Entries shown:
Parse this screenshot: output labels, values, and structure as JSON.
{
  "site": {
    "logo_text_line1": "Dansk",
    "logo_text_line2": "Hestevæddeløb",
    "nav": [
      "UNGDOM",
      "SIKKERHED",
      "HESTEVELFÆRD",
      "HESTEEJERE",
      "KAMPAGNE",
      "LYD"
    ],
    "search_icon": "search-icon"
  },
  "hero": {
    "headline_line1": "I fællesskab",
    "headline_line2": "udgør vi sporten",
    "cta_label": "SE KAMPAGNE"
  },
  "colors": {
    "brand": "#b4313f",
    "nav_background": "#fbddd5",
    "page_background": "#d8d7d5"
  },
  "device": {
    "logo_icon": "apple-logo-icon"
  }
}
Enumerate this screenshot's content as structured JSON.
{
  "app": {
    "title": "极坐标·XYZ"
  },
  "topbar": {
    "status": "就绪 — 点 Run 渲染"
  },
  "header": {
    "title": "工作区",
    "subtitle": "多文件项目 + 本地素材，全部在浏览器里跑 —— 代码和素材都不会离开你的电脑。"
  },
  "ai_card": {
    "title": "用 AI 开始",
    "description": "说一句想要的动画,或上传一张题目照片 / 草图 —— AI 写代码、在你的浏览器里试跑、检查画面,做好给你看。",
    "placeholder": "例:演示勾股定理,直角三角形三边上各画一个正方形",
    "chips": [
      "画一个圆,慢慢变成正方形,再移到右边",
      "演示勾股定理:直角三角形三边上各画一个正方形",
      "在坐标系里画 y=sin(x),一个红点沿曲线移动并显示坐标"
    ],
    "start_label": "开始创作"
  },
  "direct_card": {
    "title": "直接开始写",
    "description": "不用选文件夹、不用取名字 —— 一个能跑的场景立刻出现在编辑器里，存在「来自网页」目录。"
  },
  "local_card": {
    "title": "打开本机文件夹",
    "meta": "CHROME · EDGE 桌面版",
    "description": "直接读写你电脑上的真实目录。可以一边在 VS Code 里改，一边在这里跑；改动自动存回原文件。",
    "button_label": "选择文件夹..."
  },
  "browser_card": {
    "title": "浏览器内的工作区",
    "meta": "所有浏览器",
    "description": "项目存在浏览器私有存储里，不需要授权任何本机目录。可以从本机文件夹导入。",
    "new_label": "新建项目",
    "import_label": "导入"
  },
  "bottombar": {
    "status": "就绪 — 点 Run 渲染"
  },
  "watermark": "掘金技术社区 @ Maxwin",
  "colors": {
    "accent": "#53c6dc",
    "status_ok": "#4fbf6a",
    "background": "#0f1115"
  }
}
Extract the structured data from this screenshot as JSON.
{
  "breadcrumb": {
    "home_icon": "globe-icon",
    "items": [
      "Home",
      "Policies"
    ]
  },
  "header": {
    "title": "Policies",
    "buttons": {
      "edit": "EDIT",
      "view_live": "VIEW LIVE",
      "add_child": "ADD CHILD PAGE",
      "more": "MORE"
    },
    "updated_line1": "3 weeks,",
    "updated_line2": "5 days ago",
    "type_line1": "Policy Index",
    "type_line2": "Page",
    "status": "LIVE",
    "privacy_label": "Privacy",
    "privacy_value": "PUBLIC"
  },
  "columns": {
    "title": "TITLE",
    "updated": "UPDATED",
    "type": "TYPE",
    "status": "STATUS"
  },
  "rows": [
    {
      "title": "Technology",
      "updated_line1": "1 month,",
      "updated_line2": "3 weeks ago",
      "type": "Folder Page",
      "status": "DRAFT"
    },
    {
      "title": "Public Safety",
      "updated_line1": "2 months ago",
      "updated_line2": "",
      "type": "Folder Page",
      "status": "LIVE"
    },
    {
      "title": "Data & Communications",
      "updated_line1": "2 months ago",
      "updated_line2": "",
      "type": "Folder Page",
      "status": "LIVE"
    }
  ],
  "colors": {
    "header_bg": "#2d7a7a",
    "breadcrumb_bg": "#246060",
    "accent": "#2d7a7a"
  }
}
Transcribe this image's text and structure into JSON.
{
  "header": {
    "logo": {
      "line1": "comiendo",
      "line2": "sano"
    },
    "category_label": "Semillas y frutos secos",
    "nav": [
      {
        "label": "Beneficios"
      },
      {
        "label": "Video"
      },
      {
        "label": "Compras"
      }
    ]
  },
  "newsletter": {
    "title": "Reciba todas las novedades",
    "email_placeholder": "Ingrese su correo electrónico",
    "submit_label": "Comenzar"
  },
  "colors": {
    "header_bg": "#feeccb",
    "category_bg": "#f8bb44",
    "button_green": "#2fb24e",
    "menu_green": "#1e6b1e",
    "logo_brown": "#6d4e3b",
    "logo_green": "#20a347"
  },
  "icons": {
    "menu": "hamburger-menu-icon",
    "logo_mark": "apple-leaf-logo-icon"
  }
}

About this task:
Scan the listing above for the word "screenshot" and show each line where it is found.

Solved problem:
Parse this screenshot: output labels, values, and structure as JSON.
Enumerate this screenshot's content as structured JSON.
Extract the structured data from this screenshot as JSON.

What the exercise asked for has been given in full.